A former assistant at APA filed a lurid sexual harassment complaint on Wednesday alleging that a partner at the firm sent her graphic text messages and threatened to have her fired when she refused his advances.
The assistant, identified in the suit only as Jane Doe, alleges that top management fostered a “toxic, pervasive and sexually abusive environment.” The suit also claims that APA CEO Jim Gosnell routinely flew into violent rages, threw objects including a stapler and a trash can at her, and called her a “bitch” and an “icy cold c—.”
“APA’s culture promoted sexual harassment, discrimination, retaliation and sexual violence against its female employees,” the suit alleges. “The men in power at APA were allowed to prey upon usually much younger female subordinates,” the suit claims.
In a response late Wednesday afternoon, APA said that the plaintiff had previously made the allegations internally. The company says that it took the matter seriously and hired investigators including a retired judge. The probe concluded that the claims were false and that the employee had fabricated text messages and emails in an effort “to shake the agency down,” the company said.
“APA refused to pay the money and months ago sued the former employee in arbitration for extortion and defamation,” said an APA spokesperson. “We believe she is now retaliating against APA and its agents through this frivolous public complaint in which she hides her identity.”
The suit quotes from text messages allegedly sent by Josh Humiston, a partner and head of the music department, to the plaintiff, propositioning her in graphic terms.
“Your body is so hot I’ve never seen it in a bikini you should come over to my pool,” he allegedly wrote. “If you f— me I’ll convince Jim (Gosnell) to pay you more money.”
When she declined, he allegedly responded: “You’re a f—ing c—… I’m going to get you fired bitch.”
The suit also alleges that Humiston repeatedly said she would have to have sex with him in order to become an agent.

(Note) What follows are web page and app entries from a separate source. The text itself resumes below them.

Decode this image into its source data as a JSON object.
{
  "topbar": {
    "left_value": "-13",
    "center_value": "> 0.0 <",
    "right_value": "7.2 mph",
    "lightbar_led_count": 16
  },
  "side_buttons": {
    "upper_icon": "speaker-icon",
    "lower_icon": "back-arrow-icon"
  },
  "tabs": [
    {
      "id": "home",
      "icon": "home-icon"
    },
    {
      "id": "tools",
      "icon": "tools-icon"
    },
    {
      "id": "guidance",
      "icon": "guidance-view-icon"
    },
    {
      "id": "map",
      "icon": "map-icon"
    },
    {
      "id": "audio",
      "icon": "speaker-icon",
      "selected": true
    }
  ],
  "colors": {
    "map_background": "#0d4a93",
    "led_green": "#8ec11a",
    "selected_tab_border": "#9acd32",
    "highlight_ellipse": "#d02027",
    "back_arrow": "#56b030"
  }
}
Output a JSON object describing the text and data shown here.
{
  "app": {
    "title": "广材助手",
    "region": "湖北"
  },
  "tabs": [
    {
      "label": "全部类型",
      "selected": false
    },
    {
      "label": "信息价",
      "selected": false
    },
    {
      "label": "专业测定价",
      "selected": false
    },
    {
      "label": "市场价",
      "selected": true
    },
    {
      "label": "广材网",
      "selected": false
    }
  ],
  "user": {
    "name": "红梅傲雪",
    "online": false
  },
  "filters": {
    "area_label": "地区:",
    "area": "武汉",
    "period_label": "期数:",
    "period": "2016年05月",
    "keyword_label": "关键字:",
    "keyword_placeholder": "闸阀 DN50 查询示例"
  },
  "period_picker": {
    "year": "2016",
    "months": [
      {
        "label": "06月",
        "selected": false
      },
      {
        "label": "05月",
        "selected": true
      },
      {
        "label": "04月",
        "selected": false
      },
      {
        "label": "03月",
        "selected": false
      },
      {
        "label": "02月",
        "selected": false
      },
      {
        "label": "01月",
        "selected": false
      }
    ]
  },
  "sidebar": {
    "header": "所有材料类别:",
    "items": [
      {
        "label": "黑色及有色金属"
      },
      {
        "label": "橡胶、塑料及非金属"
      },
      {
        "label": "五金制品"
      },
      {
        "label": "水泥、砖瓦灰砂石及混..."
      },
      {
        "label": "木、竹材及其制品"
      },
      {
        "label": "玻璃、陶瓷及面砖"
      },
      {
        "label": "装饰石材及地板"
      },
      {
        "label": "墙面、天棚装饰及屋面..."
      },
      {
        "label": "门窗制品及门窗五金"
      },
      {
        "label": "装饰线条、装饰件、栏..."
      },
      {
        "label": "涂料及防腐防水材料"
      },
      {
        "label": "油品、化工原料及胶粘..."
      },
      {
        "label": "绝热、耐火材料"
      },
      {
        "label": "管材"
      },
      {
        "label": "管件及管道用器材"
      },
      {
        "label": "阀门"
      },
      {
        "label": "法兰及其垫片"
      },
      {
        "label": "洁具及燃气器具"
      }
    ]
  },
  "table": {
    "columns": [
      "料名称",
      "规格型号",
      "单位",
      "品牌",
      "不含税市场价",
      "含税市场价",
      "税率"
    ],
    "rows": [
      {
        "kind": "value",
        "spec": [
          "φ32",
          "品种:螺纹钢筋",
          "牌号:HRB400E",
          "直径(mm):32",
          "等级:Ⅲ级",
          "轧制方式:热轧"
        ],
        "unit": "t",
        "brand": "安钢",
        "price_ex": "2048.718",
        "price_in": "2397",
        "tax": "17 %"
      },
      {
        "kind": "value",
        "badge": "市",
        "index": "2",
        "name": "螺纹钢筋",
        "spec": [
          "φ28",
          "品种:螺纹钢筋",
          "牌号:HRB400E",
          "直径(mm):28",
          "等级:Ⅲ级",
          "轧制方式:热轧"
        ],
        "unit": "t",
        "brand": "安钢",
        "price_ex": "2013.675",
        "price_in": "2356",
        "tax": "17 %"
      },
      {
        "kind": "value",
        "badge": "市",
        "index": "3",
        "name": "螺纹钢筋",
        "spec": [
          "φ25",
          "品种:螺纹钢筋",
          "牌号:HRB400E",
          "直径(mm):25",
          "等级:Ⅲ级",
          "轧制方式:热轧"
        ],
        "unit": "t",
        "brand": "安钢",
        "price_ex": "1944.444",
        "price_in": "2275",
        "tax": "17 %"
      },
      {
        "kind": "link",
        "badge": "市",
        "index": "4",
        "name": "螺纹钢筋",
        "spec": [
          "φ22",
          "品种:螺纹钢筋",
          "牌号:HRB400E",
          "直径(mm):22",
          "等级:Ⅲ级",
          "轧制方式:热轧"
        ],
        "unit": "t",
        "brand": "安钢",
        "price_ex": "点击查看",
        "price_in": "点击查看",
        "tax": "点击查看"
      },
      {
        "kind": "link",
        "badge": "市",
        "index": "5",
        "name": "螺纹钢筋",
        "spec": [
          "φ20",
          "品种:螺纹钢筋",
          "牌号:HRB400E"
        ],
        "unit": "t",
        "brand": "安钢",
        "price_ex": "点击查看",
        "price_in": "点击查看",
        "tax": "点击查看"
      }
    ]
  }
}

She alleges that when she complained to HR, she was told “that’s just the way life is working in talent agencies.”
The suit also quotes from text messages allegedly sent by Paul Santana, the vice president of talent, who is alleged to have made incessant sexual remarks. “You make me so horny,” he allegedly wrote. “If I take you on a weekend getaway I could finally live out these fantasies I have for you.”
She told him to stop, reminding him that he is married. “Those are just logistics sexy,” he allegedly wrote back, “let me deal with the wife.”
The text messages are attached as exhibits to the lawsuit. The plaintiffs’ law firm, Geragos & Geragos, did not immediately respond to the company’s claim that they were fabricated.
The suit also alleges that in the fall of 2017, an outside investigator was hired in the wake of the firing of agent Tyler Grasham for alleged sexual misconduct. The suit says that before the plaintiff was interviewed about her own allegations, Gosnell instructed her to have “memory loss.” After she related her allegations against Humiston and Santana, the plaintiff alleges that she was ostracized. Several months later, she says she was fired.
In its statement, APA threatened to take legal action against the plaintiff and her law firm.
“We are confident that this former employee, now on her fourth attorney, will not succeed with her scheme of extortion,” the spokesperson said. “We intend to take all appropriate legal action against her and her counsel.”
Update: Michael Popok, one of the plaintiffs’ attorneys on the case, says that witnesses will be able to corroborate her allegations.
“She is not going to be the only witness on her behalf in that courtroom to prove her case,” Popok said.
He also stood behind the validity of the text messages.
“I am confident in my client’s veracity,” he said. “I have a plaintiff who is on record under oath saying everything that happened to her… It’s not going to be hard to get to the bottom of this.”